By now, this person was wired to get a quick succession of adrenaline rushes through new challenges. After two years in a new role, he got bored and created challenges himself. For example by shaking up the organization by designing a reorganization for which there was no clear need. By seeking changes in his private life. By exploring several risky behaviors, in his quest for new challenges.

At this point, the revered high-potential became a liability. Top management is now faced with a dilemma: he can undoubtedly do the top job, but will he bring himself, and the company, down? Or will he be able to curb his adrenaline seeking behavior and bring the company to new heights?

It will be interesting to see what happens. I sincerely hope he makes it to the top job, as he’s probably the best, most intelligent and likeable leader I’ve witnessed up close. But I also fiercely hope he has at least one or two people around him who are aware of the risk, and will actively work with him to ensure he doesn’t venture onto unnecessary risky paths.

How to reduce the time spent on meetings

Meetings are a necessary part of everyone’s working life. Whether it’s with clients, suppliers, colleagues, bosses, unions, policy makers: we all need to have meetings to work together, come to decisions, or share information. In many organizations, meetings have become the main way for people to interact with each other.

Several studies show that people spend 30-50% of their time in meetings, and consider at least a quarter of them a waste of time. To address this waste, many books, tools, checklists, and trainings have been  conceived on how to conduct effective meetings. Often, they are about how to hold an effective meeting. Sometimes they also deal with the most important questions:

  1. What is the purpose of this meeting? Is the topic really important?
  2. Is a meeting the right way to address this topic, or can it be done by one or two people on their own?
  3. Who are the people that absolutely need to be involved? (and skip the rest)

Yes, I am stating the obvious. It is not revolutionary at all. Everybody knows this, and agrees with it. So why are the number and length of meetings not reduced? What is the underlying human behavior?

Several years ago, I was in a meeting where the management team discussed the color of the carpet of the new building. As I didn’t feel strongly about the topic, I removed myself from the heated debate. Looking around the boardroom, I wondered whether these men and women had imagined doing this when they were in their late teens, early twenties. Had they pictured themselves in a stale meeting room, passionately discussing the color of the new carpet?

I guess not.

At that time, would they have believed that in their forties they would spend more than half an hour deciding whether it should be a light or a dark shade of blue?

Again, probably not.

So, what happened to them along the way? What had changed, that twenty five years later, they were heatedly defending their take on the color of the carpet? Why was it so hard for them to realize, before or during the meeting, that this was not the most effective use of their time?

Because many people always have an opinion, together with the natural urge to share it. Especially in response to hearing someone else’s opinion. Take politicians, doctors, teachers and the like. A few decades ago, they were put on a pedestal, and very few people would question their professional decisions. Nowadays, we all feel we can question everyone, every time, everywhere.

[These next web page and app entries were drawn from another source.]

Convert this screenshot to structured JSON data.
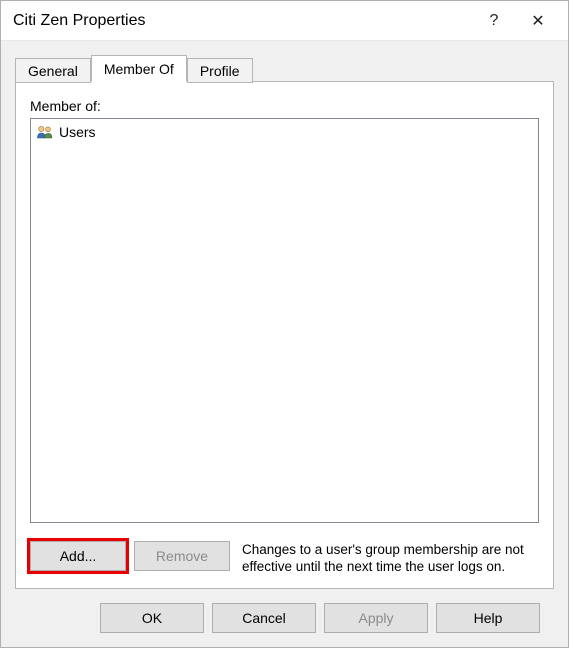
{
  "window": {
    "title": "Citi Zen Properties",
    "help_symbol": "?",
    "close_symbol": "✕"
  },
  "tabs": {
    "general": "General",
    "member_of": "Member Of",
    "profile": "Profile",
    "active_index": 1
  },
  "panel": {
    "label": "Member of:",
    "items": [
      {
        "name": "Users"
      }
    ],
    "add_label": "Add...",
    "remove_label": "Remove",
    "info_text": "Changes to a user's group membership are not effective until the next time the user logs on."
  },
  "footer": {
    "ok": "OK",
    "cancel": "Cancel",
    "apply": "Apply",
    "help": "Help"
  }
}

In general that’s a good thing. We should not doggedly follow others, just because they are considered the expert. But we also don’t need to voice, or even have, an opinion on everything, always. Whether it’s about politics, other people’s lives, or the color of the carpet.

The good news: the reduction of the number and length of meetings lies in our direct power. Just by asking ourselves whether we can add value. We should realize that deciding on the shade of blue for the carpet is not adding value in any way. And then remove ourselves from that discussion, and be content with the outcome.

Next time when you’re having a meeting, really ask yourself the three questions above. Determine whether you and the other participants really can add value by having the meeting, or whether you’re just deciding on the color of the carpet.